The following example shows how to use the RAM disk ramfs to allocate 8 GB of shared memory for the Oracle 10g database buffer cache on a 32 bit Red Hat Enterprise Linux 3, 4 or 5 systems (hugemem kernel). If this setup is performed on a server that does not have enough RAM, then Linux will appear to hang and the kernel will automatically start killing processes due to memory shortage (ramfs is not swappable). Furthermore, ramfs is not backed by Huge Pages and therefore the Huge Pages pool should not be increased for database buffers, see Chapter 6, Swap Space. In fact, if there are too many Huge Pages allocated, then there may not be enough memory for ramfs.
Since ramfs is not swappable, it is by default only usable by root. If you put too much on a ramfs file system, you can easily hang the system. To mount the ramfs file system and to make it usable for the Oracle account, execute:
# umount /dev/shm 
# mount -t ramfs ramfs /dev/shm 
# chown oracle:dba /dev/shm
When Oracle starts it will create a file in the /dev/shm directory that corresponds to the extended buffer cache. Ensure to add the above lines to /etc/rc.local. If ointall is the primary group of the Oracle account, use chown oracle:oinstall /dev/shm instead. For security reasons you do not want to give anyone write access to the shared memory file system. Having write access to the ramfs file system allows you to allocate and pin a large chunk of memory in RAM. In fact, you can kill a machine by allocating too much memory in the ramfs file system.
To enable VLM, set the Oracle parameter use_indirect_data_buffers to true:
For 10g R1 and R2 databases it is important to convert DB_CACHE_SIZE and DB_xK_CACHE_SIZE parameters to DB_BLOCK_BUFFERS, and to remove SGA_TARGET if set.

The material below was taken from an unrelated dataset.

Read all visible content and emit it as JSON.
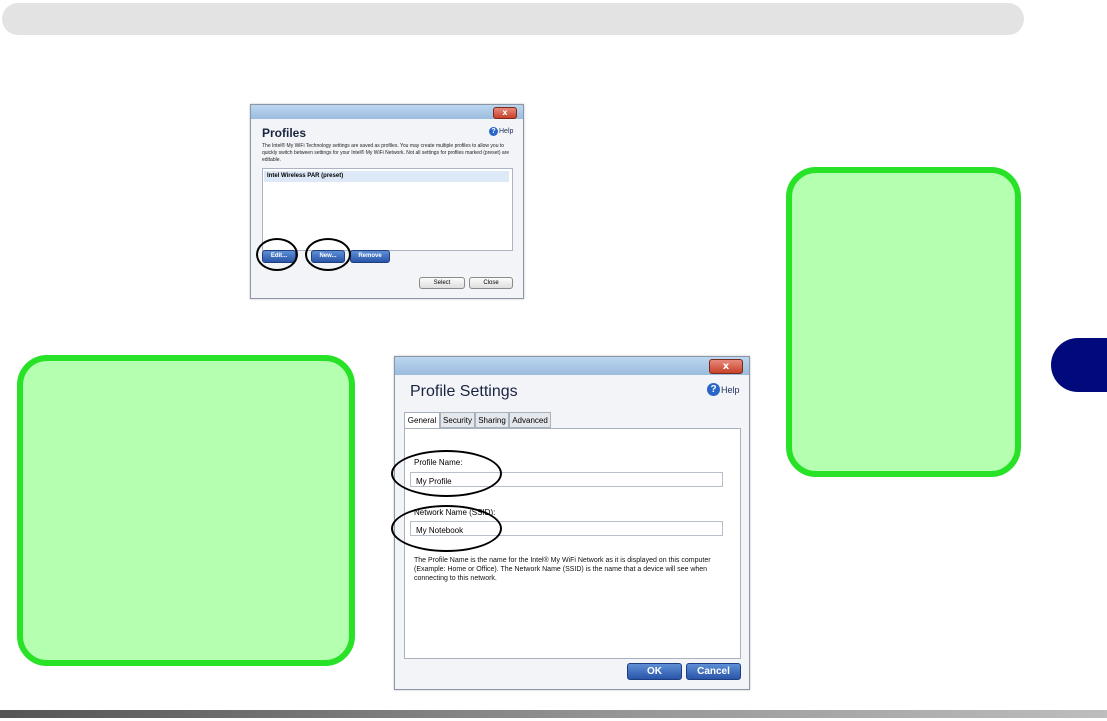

Otherwise you will get errors like these:
ORA-00385: cannot enable Very Large Memory with new buffer cache parameters
Here is an example for configuring a 8 GB buffer cache for a 10g R2 database with Red Hat Enterprise Linux 3, 4 or 5 hugemem kernels:
Note that shmmax needs to be increased for shared_pool_size to fit into the System V shared memory. In fact, it should be slightly larger than the SGA size. Since shared_pool_size is less than 3 GB in this example, shmmax does not need to be larger than 3GB. The 8 GB indirect buffer cache will be in the RAM disk and hence it does not have to be accounted for in shmmax. On a 32 bit system the shmmax kernel parameter cannot be larger than 4GB, see also Section 7.3, “Setting SHMALL Parameter”.
In order to allow oracle processes to lock more memory into its address space for the VLM window size, the ulimit parameter memlock must be changed for oracle. Ensure to set memlock in /etc/security/limits.conf to 3145728:
oracle           soft    memlock         3145728
oracle           hard    memlock         3145728
Login as Oracle again and check max locked memory limit: 
$ ulimit -l
If it is not working after a ssh log in, then you may have to set the SSH parameter UsePrivilegeSeparation, see Chapter 22, Setting Shell Limits for Your Oracle User.
If memlock is not set or too small, you will get error messages similar to this one:
ORA-27103: internal error
Linux Error: 11: Resource temporarily unavailable
Now try to start the database. Note the database start up can take a while. Also, the sqlplus banner or show sga may not accurately reflect the actual SGA size in older Oracle versions.
The 8GB file for the database buffer cache can be seen in the ramfs shared memory file system:
$ ls -al /dev/shm
total 120 
drwxr-xr-x    1 oracle   dba             0    Nov 20 16:29  . 
drwxr-xr-x   22 root     root       118784    Nov 20 16:25  .. 
-rw-r-----    1 oracle   dba    8589934592    Nov 20 16:30  ora_orcl_458754 
If the shared pool size is configured too large, you will get error messages similar to this one:
ORA-27103: internal error
Linux Error: 12: Cannot allocate memory